There’s no outlet for it around here. Even though you are making the music, you realize there’s no way it’s going to go anywhere. If you want to play country music, you go to Nashville. If you want to play rock, you go to L.A., you go to New York. Here in Tazewell County, for the kind of music I was doing, you’re just hitting your head against the wall. We sold to a couple of record stores. We got as far out as Beckley, West Virginia, for a radio interview. That was the big time for us.
I think that one of the reasons people like this record is its isolated, alienated quality. It’s not an expression of anybody trying to get anywhere. Rather, it’s a raw power urge to make rock ‘n’ roll—a pure thing.
That’s right, that’s like right out of my head. Thank you!
It’s rock ‘n’ roll cut loose from any megabuck impulse. Just the will to do it and nothing else. I think that makes it punk as well as metal—an impossibly early hybrid of both.

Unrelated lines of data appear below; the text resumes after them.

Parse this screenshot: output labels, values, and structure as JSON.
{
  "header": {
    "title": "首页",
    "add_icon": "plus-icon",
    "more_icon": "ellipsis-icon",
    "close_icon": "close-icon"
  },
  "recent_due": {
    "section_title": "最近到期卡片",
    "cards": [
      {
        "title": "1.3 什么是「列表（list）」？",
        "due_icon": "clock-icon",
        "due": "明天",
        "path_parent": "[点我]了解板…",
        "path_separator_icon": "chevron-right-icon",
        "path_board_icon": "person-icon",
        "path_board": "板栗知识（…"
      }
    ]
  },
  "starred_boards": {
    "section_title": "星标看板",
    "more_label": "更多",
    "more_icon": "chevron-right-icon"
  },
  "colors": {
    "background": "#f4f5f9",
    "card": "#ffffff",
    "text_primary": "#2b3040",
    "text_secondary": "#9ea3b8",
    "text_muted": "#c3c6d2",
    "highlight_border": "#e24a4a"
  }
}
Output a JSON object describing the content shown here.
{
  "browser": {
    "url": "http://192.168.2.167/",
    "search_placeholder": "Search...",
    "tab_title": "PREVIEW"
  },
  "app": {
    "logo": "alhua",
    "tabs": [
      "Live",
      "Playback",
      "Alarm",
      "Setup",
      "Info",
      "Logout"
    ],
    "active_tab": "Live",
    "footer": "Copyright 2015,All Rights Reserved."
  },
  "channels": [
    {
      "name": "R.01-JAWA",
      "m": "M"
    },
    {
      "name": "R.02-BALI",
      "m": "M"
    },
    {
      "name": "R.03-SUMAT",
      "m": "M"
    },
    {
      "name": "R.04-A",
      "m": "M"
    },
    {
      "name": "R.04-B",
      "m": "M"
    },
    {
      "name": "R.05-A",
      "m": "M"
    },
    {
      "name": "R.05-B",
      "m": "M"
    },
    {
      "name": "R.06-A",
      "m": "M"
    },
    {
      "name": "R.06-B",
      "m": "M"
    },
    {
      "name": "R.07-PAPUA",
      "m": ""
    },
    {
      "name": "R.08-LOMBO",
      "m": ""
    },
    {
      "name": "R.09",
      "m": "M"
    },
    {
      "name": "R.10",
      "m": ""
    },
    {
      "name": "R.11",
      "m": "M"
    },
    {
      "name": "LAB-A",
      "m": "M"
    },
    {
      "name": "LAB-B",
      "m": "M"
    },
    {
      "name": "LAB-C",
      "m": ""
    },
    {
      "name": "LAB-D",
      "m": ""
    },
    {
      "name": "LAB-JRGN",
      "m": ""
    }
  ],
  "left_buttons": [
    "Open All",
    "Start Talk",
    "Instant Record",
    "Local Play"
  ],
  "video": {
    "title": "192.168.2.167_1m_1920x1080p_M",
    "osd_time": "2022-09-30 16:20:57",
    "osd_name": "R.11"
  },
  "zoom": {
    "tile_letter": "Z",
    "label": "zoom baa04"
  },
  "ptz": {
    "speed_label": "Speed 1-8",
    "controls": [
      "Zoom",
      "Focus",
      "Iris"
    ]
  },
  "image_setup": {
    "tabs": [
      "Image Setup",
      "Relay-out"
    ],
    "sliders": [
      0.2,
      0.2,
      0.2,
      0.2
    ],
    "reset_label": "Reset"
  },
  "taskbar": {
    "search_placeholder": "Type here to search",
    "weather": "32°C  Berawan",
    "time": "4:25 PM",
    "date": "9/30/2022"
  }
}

When I set out my whole intention was, and my whole intention and philosophy is, I’m not making any money anytime, but if I can make a mark … If I can just make a mark, if I can just squeeze by, if I can just feel a little, know what I’m saying?
What was your post-White Boy career like?
Flash forward a few years, my friend Chris Famous got me a job with David Allan Coe. He was his keyboard player at the time and called me a week before and I had a week to learn Coe’s songs. Like 23 albums at that time! Our first show was opening for Waylon Jennings. I remember meeting him backstage. Long story short, Coe gig was over in two weeks.
How did you get to play the Whisky?
So, what we’ve been doing is we’ve got a little blues band, we went out and played some restaurants, some shows, and we’ve gathered up money to come out there. We call ourselves the Coyotes back home, but we’re coming out there as White Boy and the Original Rat Band. We’ve been rehearsing really hard doing the original stuff, the rock stuff.
One last thing, and quite important—do you still have the master tapes of your one album?